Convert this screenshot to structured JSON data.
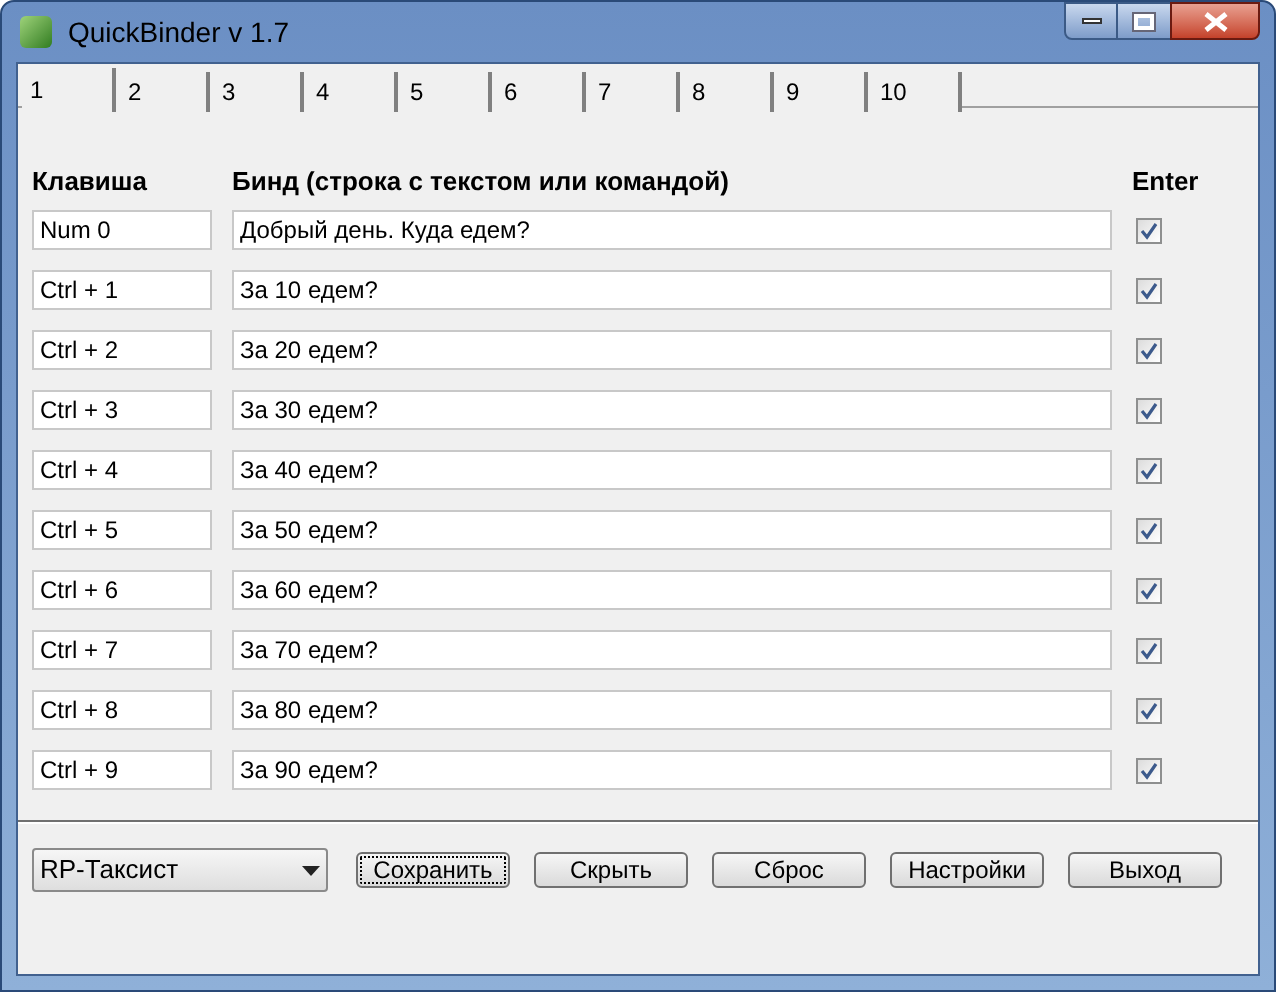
{
  "window": {
    "title": "QuickBinder v 1.7"
  },
  "tabs": [
    {
      "label": "1",
      "selected": true
    },
    {
      "label": "2",
      "selected": false
    },
    {
      "label": "3",
      "selected": false
    },
    {
      "label": "4",
      "selected": false
    },
    {
      "label": "5",
      "selected": false
    },
    {
      "label": "6",
      "selected": false
    },
    {
      "label": "7",
      "selected": false
    },
    {
      "label": "8",
      "selected": false
    },
    {
      "label": "9",
      "selected": false
    },
    {
      "label": "10",
      "selected": false
    }
  ],
  "table": {
    "columns": [
      "Клавиша",
      "Бинд (строка с текстом или командой)",
      "Enter"
    ],
    "rows": [
      {
        "key": "Num 0",
        "bind": "Добрый день. Куда едем?",
        "enter": true
      },
      {
        "key": "Ctrl + 1",
        "bind": "За 10 едем?",
        "enter": true
      },
      {
        "key": "Ctrl + 2",
        "bind": "За 20 едем?",
        "enter": true
      },
      {
        "key": "Ctrl + 3",
        "bind": "За 30 едем?",
        "enter": true
      },
      {
        "key": "Ctrl + 4",
        "bind": "За 40 едем?",
        "enter": true
      },
      {
        "key": "Ctrl + 5",
        "bind": "За 50 едем?",
        "enter": true
      },
      {
        "key": "Ctrl + 6",
        "bind": "За 60 едем?",
        "enter": true
      },
      {
        "key": "Ctrl + 7",
        "bind": "За 70 едем?",
        "enter": true
      },
      {
        "key": "Ctrl + 8",
        "bind": "За 80 едем?",
        "enter": true
      },
      {
        "key": "Ctrl + 9",
        "bind": "За 90 едем?",
        "enter": true
      }
    ]
  },
  "profile_select": {
    "value": "RP-Таксист"
  },
  "buttons": [
    {
      "label": "Сохранить",
      "focused": true
    },
    {
      "label": "Скрыть",
      "focused": false
    },
    {
      "label": "Сброс",
      "focused": false
    },
    {
      "label": "Настройки",
      "focused": false
    },
    {
      "label": "Выход",
      "focused": false
    }
  ]
}
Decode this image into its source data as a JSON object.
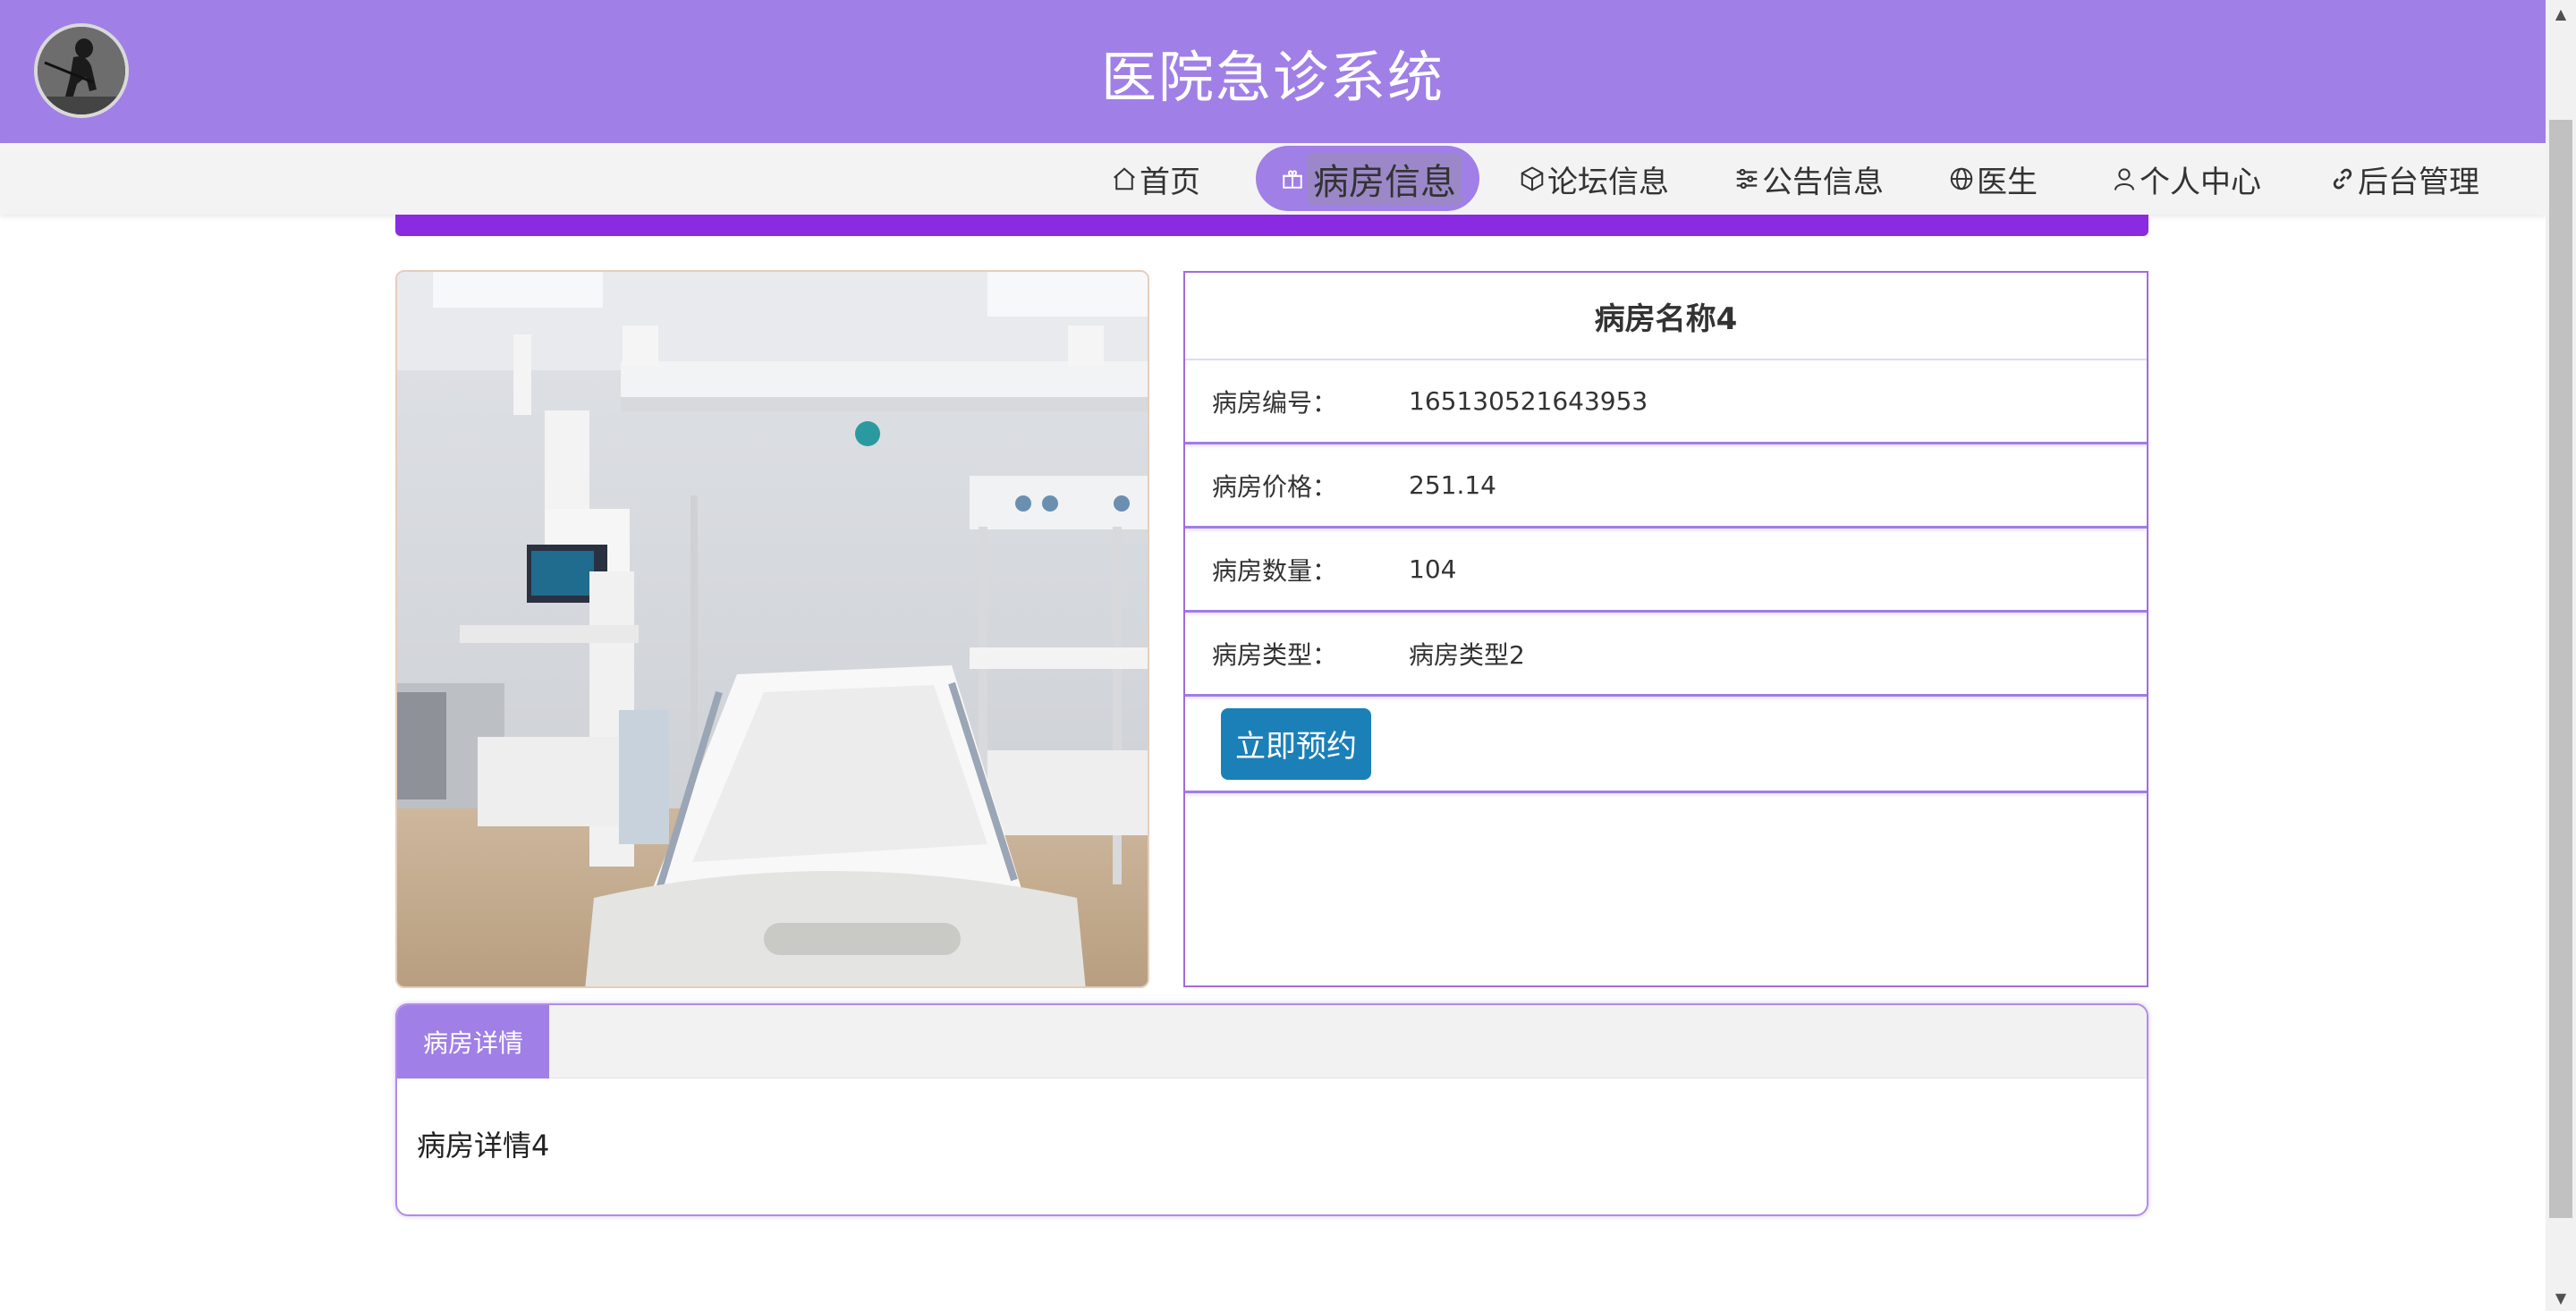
{
  "header": {
    "title": "医院急诊系统",
    "logo_icon": "avatar-silhouette-icon"
  },
  "nav": {
    "items": [
      {
        "label": "首页",
        "icon": "home-icon"
      },
      {
        "label": "病房信息",
        "icon": "gift-icon",
        "active": true
      },
      {
        "label": "论坛信息",
        "icon": "cube-icon"
      },
      {
        "label": "公告信息",
        "icon": "sliders-icon"
      },
      {
        "label": "医生",
        "icon": "globe-icon"
      },
      {
        "label": "个人中心",
        "icon": "user-icon"
      },
      {
        "label": "后台管理",
        "icon": "link-icon"
      }
    ]
  },
  "room": {
    "name": "病房名称4",
    "fields": [
      {
        "label": "病房编号：",
        "value": "165130521643953"
      },
      {
        "label": "病房价格：",
        "value": "251.14"
      },
      {
        "label": "病房数量：",
        "value": "104"
      },
      {
        "label": "病房类型：",
        "value": "病房类型2"
      }
    ],
    "reserve_label": "立即预约"
  },
  "detail": {
    "tab_label": "病房详情",
    "content": "病房详情4"
  },
  "colors": {
    "header_bg": "#a07fe6",
    "accent_strip": "#8a2be2",
    "button_bg": "#1b80b8",
    "panel_border": "#a46bd9"
  }
}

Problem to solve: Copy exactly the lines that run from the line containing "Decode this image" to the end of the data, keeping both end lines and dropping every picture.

Expected answer:
Decode this image into its source data as a JSON object.
{
  "header": {
    "title": "医院急诊系统",
    "logo_icon": "avatar-silhouette-icon"
  },
  "nav": {
    "items": [
      {
        "label": "首页",
        "icon": "home-icon"
      },
      {
        "label": "病房信息",
        "icon": "gift-icon",
        "active": true
      },
      {
        "label": "论坛信息",
        "icon": "cube-icon"
      },
      {
        "label": "公告信息",
        "icon": "sliders-icon"
      },
      {
        "label": "医生",
        "icon": "globe-icon"
      },
      {
        "label": "个人中心",
        "icon": "user-icon"
      },
      {
        "label": "后台管理",
        "icon": "link-icon"
      }
    ]
  },
  "room": {
    "name": "病房名称4",
    "fields": [
      {
        "label": "病房编号：",
        "value": "165130521643953"
      },
      {
        "label": "病房价格：",
        "value": "251.14"
      },
      {
        "label": "病房数量：",
        "value": "104"
      },
      {
        "label": "病房类型：",
        "value": "病房类型2"
      }
    ],
    "reserve_label": "立即预约"
  },
  "detail": {
    "tab_label": "病房详情",
    "content": "病房详情4"
  },
  "colors": {
    "header_bg": "#a07fe6",
    "accent_strip": "#8a2be2",
    "button_bg": "#1b80b8",
    "panel_border": "#a46bd9"
  }
}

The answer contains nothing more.